Unsteady Energy Transfer in Vertical Geothermal Systems
A comprehensive energy analysis was performed on a unsteady strongly nonequilibrium thermodynamic system comprising the ground, a borehole heat exchanger (BHE), and a ground heat pump. The analysis was based on a theory of vertical geothermal systems (VGS) developed by the authors. The novelty of the proposed approach, in comparison to the conventional mathematical modeling of VGS, derives from the description of VGS as a unsteady single strongly nonequilibrium thermodynamic system consisting of soil (source of energy), borehole (energy well) and ground source heat pump (energy transducer), with continuity of energy flow conditions between its components. It was found that the system studied was characterized by two dimensionless parameters: the ratio of thermal conductivity and thermal diffusivity of the ground and the secondary fluid. Introduction of these parameters can significantly simplify the interpretation of results of theoretical and experimental studies using methods of the similarity theory. Furthermore, a definition of energy well debit was devised, the limiting stages of heat exchange in the conducting soil system were identified and a physical interpretation was made of the results obtained. The mathematical model developed was used for studying quantitative and qualitative characteristics of extractable energy.
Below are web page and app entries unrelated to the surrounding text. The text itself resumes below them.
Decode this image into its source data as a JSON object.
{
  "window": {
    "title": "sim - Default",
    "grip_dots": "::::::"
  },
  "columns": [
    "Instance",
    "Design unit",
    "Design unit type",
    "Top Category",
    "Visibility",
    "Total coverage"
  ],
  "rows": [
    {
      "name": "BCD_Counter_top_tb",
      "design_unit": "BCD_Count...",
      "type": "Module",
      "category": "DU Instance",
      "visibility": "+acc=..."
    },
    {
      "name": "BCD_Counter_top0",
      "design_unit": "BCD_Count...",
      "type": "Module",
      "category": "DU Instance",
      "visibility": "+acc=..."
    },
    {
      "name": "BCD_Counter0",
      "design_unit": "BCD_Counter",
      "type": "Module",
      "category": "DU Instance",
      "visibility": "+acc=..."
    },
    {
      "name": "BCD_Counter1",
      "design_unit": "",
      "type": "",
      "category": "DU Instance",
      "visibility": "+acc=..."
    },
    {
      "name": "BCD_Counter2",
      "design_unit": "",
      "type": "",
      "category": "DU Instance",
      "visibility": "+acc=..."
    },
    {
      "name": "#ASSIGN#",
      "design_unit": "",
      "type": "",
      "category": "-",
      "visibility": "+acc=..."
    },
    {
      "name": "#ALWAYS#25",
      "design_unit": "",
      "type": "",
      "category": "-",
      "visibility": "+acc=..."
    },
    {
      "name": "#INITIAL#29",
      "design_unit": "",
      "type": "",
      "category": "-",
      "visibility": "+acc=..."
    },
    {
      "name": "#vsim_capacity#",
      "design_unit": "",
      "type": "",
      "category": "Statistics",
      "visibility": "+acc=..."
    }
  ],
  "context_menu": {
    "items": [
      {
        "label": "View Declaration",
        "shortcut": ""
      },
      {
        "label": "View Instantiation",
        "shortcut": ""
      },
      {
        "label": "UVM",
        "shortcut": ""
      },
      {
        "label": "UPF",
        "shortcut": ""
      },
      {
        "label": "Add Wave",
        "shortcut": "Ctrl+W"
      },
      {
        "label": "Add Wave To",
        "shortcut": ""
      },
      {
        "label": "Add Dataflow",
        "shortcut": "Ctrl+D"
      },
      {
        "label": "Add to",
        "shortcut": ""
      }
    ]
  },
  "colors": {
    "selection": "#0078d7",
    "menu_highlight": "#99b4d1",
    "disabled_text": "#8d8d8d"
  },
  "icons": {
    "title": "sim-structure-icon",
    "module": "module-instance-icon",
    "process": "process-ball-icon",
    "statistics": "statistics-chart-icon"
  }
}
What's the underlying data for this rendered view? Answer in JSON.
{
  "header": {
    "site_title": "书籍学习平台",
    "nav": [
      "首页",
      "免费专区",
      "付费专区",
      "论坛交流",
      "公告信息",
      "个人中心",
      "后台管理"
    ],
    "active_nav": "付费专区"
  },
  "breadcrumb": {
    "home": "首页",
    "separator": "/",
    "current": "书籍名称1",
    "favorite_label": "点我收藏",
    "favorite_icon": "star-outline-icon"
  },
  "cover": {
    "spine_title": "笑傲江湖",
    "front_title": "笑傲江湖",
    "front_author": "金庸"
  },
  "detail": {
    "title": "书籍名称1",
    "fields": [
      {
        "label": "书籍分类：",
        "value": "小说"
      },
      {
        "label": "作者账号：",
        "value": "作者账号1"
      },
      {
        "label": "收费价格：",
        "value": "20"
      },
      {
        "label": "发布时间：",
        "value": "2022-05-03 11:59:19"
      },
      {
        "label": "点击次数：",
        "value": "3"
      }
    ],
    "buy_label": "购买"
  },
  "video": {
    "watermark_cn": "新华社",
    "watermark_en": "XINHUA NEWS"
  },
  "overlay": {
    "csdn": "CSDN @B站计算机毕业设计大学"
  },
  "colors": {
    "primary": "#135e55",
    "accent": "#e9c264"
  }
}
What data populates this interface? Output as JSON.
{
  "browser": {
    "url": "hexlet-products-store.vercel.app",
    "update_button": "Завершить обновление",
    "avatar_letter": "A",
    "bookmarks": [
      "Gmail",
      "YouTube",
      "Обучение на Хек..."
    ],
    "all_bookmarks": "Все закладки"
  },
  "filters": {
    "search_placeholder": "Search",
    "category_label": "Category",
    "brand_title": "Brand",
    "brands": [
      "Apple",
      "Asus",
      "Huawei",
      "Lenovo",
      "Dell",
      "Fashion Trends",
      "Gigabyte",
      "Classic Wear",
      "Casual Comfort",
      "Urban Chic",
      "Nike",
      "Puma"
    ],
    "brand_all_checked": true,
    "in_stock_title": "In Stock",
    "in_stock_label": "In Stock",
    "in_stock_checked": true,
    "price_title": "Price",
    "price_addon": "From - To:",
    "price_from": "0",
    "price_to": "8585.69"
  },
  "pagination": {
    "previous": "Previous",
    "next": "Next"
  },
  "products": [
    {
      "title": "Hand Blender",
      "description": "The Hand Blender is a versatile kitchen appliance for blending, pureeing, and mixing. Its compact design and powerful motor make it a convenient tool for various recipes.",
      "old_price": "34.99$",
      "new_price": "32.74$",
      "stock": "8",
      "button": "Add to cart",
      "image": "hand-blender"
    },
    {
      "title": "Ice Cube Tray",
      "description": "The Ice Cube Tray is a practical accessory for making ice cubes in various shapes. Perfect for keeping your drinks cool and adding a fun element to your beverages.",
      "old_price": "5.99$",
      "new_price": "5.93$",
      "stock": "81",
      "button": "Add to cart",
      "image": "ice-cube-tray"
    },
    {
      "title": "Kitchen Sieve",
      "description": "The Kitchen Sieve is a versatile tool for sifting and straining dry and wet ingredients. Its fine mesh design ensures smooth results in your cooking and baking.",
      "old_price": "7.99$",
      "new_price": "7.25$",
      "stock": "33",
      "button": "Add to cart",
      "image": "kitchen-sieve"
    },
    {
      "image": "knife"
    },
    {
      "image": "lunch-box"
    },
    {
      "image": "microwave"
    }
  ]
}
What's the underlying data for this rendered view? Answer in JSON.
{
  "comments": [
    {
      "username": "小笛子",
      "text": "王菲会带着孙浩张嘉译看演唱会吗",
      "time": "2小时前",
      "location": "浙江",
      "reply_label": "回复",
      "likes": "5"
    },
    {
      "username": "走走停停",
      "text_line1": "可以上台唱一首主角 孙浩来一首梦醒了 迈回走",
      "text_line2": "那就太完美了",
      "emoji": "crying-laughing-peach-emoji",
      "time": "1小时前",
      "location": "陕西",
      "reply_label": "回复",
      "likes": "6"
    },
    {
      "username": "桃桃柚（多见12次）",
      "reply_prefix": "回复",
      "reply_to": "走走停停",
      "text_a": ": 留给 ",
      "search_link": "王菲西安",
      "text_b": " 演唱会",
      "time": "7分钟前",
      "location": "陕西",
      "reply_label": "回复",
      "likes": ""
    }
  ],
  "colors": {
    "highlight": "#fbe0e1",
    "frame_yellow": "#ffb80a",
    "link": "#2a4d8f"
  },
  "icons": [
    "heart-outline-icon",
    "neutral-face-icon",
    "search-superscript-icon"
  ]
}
Finally, it was shown that the energy efficiency of each individual ground source heat pump (GSHP) system requires its own analysis and that the suggested approach can be used for optimization of GSHP systems in terms of their energy efficiency.